At this point, if you see gaps in the caulk, apply a little more to that area and smooth with your tool or finger.
8. Remove the Painter’s Tape
Before the caulk sets, remove your tape from both edges. Pull gently and slowly at an angle away from the joint, ensuring excess caulk doesn’t drip from the tape. If you see any excess on the surrounding area, wipe it away immediately with a damp cloth before it sets.
9. Let the Caulk Set
How long it takes caulk to dry depends on the type you use. It may take anywhere from 30 minutes up to several days to fully dry and cure. Wait until the caulk has set fully before you paint it or get it wet. This is particularly important to keep in mind if you’re caulking your shower, tub, or an outdoor area.
Tips for Applying Caulk
If you’re a beginner, caulking can be deceptively easy. It’s often a lot more difficult than it looks, but don’t let it discourage you. You just need to know the right technique. These caulking tips and tricks will help you apply a smooth, uniform job.
Do a Practice Run
If you’ve never caulked something before, do a practice run. It’s a bit like icing a cake.
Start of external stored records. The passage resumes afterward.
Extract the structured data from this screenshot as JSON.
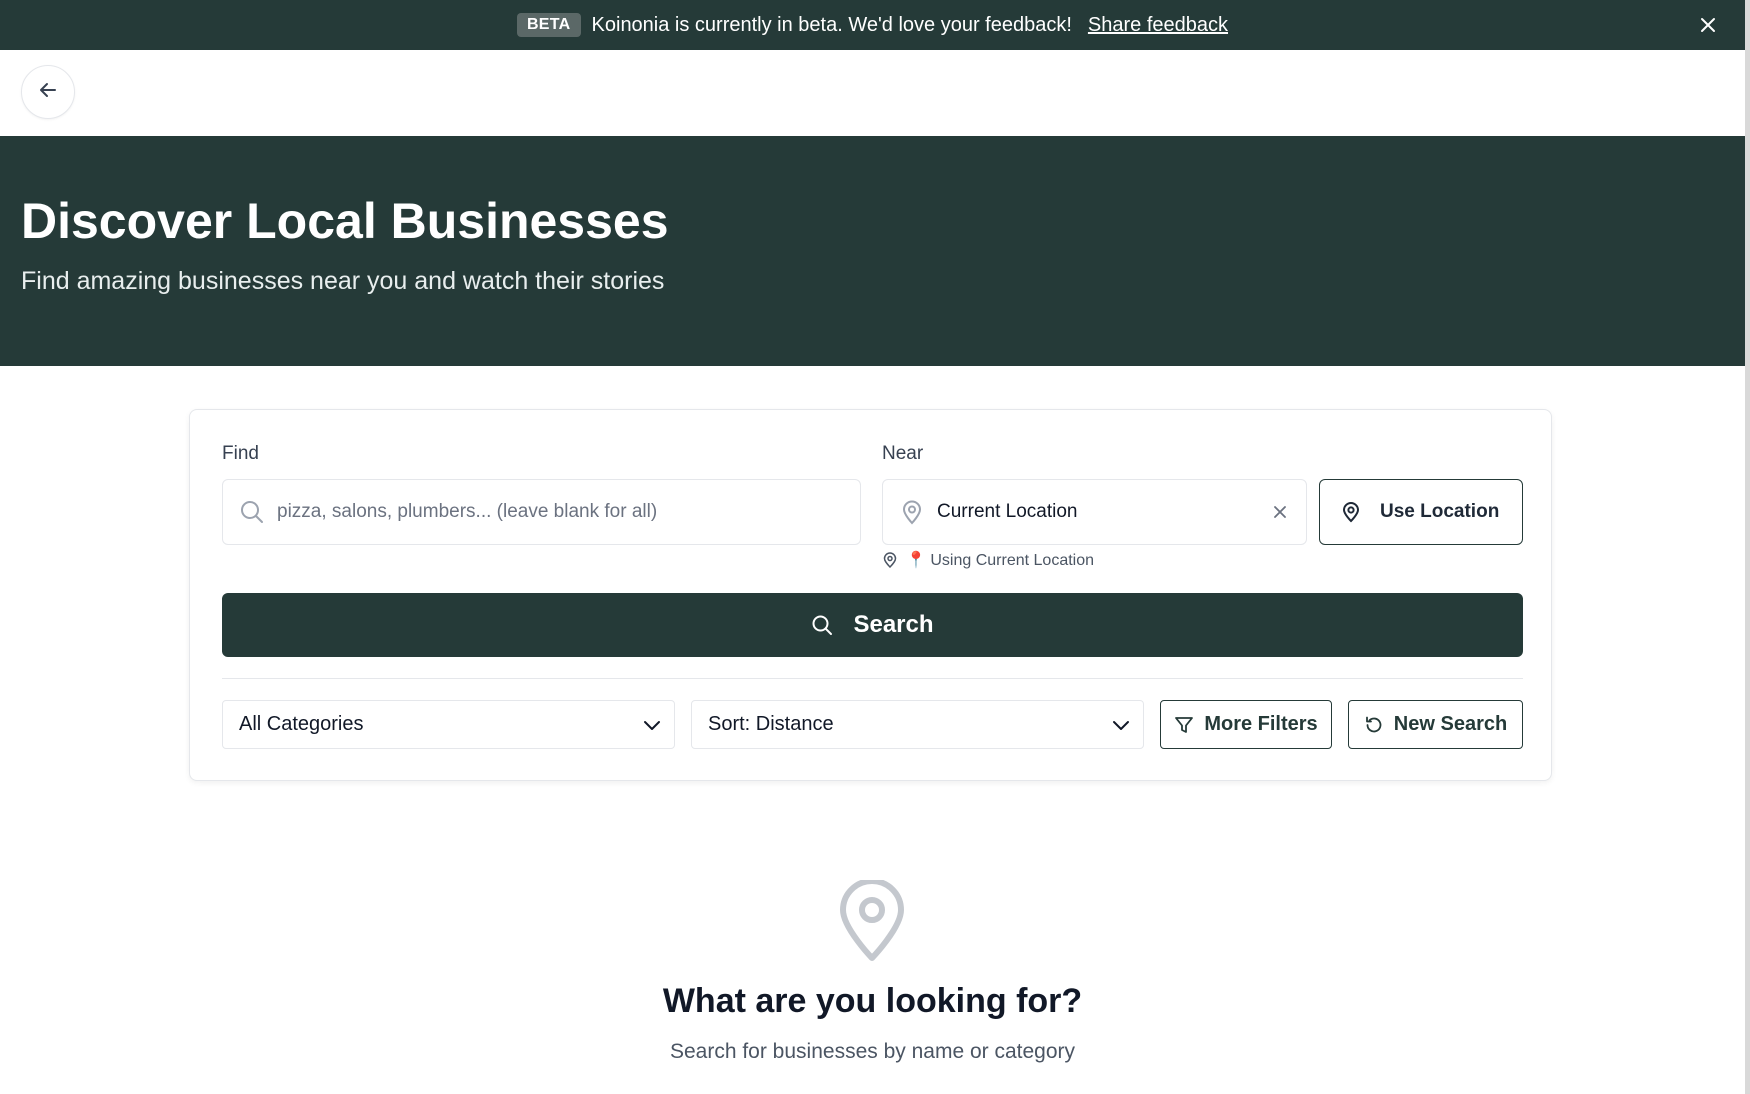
{
  "banner": {
    "badge": "BETA",
    "message": "Koinonia is currently in beta. We'd love your feedback!",
    "link": "Share feedback",
    "close_icon": "close-icon"
  },
  "nav": {
    "back_icon": "arrow-left-icon"
  },
  "hero": {
    "title": "Discover Local Businesses",
    "subtitle": "Find amazing businesses near you and watch their stories"
  },
  "search": {
    "find_label": "Find",
    "find_placeholder": "pizza, salons, plumbers... (leave blank for all)",
    "near_label": "Near",
    "near_value": "Current Location",
    "use_location_label": "Use Location",
    "location_hint": "📍 Using Current Location",
    "search_label": "Search"
  },
  "filters": {
    "category": "All Categories",
    "sort": "Sort: Distance",
    "more_filters": "More Filters",
    "new_search": "New Search"
  },
  "empty_state": {
    "title": "What are you looking for?",
    "subtitle": "Search for businesses by name or category"
  },
  "colors": {
    "brand_dark": "#253a38",
    "badge": "#5b6867",
    "border": "#e5e7eb"
  }
}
You need to know the nuances of the caulk tube—like how much pressure to apply and how fast to move to get a clean line. Use a piece of cardboard as a practice surface.
Apply Light Pressure
There are a few different techniques out there. Some say push the caulk away from you, while others say pull it toward you. Either way, you’ll want to apply pressure rather than just dragging your caulk gun lightly across the surface.
Pressure is important because it helps you fill as much of the gap as possible, so the caulk adheres firmly to both surfaces. Sometimes, pushing can help get the caulk in deeper, but it will be easier to get a clean line if you pull. If both surfaces are flush, you can use a lighter hand.
Use Your Arms or Legs, Not Your Wrists
The key to a good caulk job is a steady hand, so avoid using your wrists if possible. You’ll get a straighter line if you keep your wrists firm and only move your arms or legs.
Don’t Meet in the Middle
When you’re caulking, sometimes there’s a smooth surface on one side and an uneven surface on the other. Pointing your caulk gun directly in the middle is tempting, but resist the urge. Always drag your gun along the smooth surface, and you’ll get a much smoother line. Caulking the rough surface can exaggerate every lump and bump you’re caulking over.
DIY vs. Hire a Pro
Caulking is a skill any homeowner can learn with a little practice. Doing the job DIY can save you hundreds of dollars, and most homeowners prefer to do small jobs, like filling in minor cracks, on their own. That said, some things can go wrong.
Caulk is unforgiving and can show minor imperfections, but there can be more than cosmetic issues once you start caulking around areas that need sealing to prevent water damage and mold. Some people prefer to skip the hassle and hire a handyperson. They’ll get the job done correctly the first time, and the typical project costs less than $500—much less than mold remediation costs and water damage repair costs.
How do you caulk as a beginner?
The key to caulking as a beginner is practice. You want to apply light pressure, so the caulk adheres to both surfaces, and use your arms and legs to move the caulk gun rather than your wrists. You’ll get a more even line with this method. Practice first on a piece of cardboard before you attempt the real thing.
Can you smooth caulk with your finger?
Yes, you can smooth the caulk with your finger. Just make sure your finger is wet. Use water for latex caulk and rubbing alcohol for silicone caulk.
How do I get a smooth finish with caulk?
Smoothing is a crucial step to caulking. You can smooth caulk after you apply it using a caulking finishing tool, wet finger, or plastic spoon. The wetness will give you that ultra-smooth finish, but it will take longer to set. To smooth the caulk, press at the start of the bead and pull your tool or finger across the seam or joint until the whole bead is smooth.
How do I make caulking look perfect?
Painter’s tape does wonders to get an even caulk job. That way, you just have to focus on applying a smooth, even line. If there are imperfections, fix them before the caulk sets.